Data: The Center for Systems Science and Engineering at Johns Hopkins; Map: Andrew Witherspoon/Axios

The White House and other institutions are observing several models to better understand and prepare cities for when the coronavirus is expected to peak in the U.S.

The state of play: The coronavirus is expected to peak in the U.S. in two weeks, but many states like Virginia and Maryland will see their individual peaks well after that, according to a model by the University of Washington's Institute for Health Metrics and Evaluation.

Go deeperArrowUpdated 2 hours ago - Health

FDA authorizes two-minute antibody testing kit to detect coronavirus

Currently, it takes days to produce results from testing kits. Photo: Sergei Malgavko\TASS via Getty Images

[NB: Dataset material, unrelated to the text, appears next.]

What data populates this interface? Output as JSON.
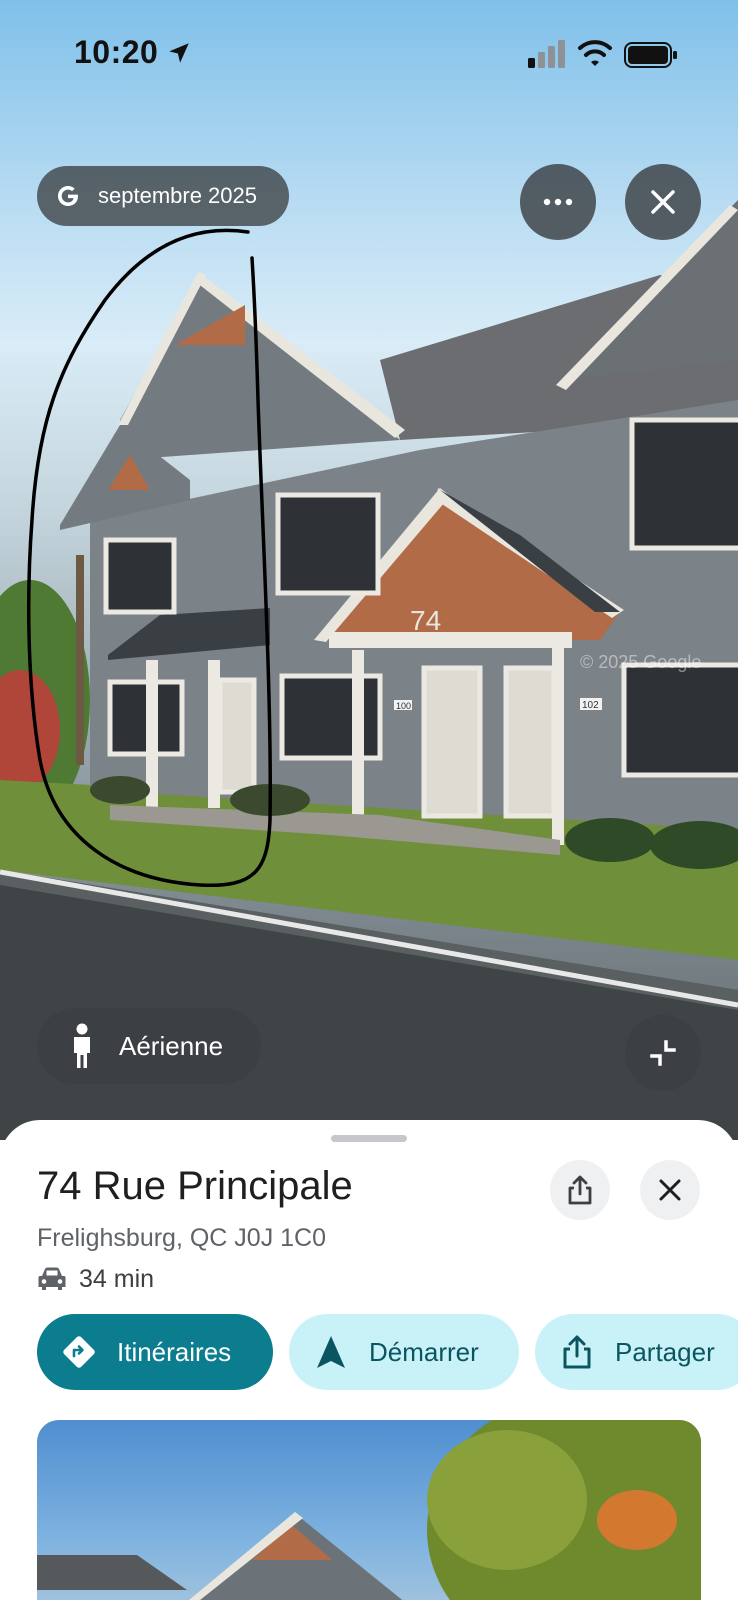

The Food and Drug Administration issued an emergency approval Tuesday for a serological testing kit produced by Bodysphere Inc. that can detect a positive or negative result for COVID-19 in two minutes.

Why it matters: Access to testing has improved in the U.S. thanks to commercial labs, but the average wait time for a patient's results is four to five days — with some reports of it taking more than a week.

Go deeperArrowUpdated 2 hours ago - Health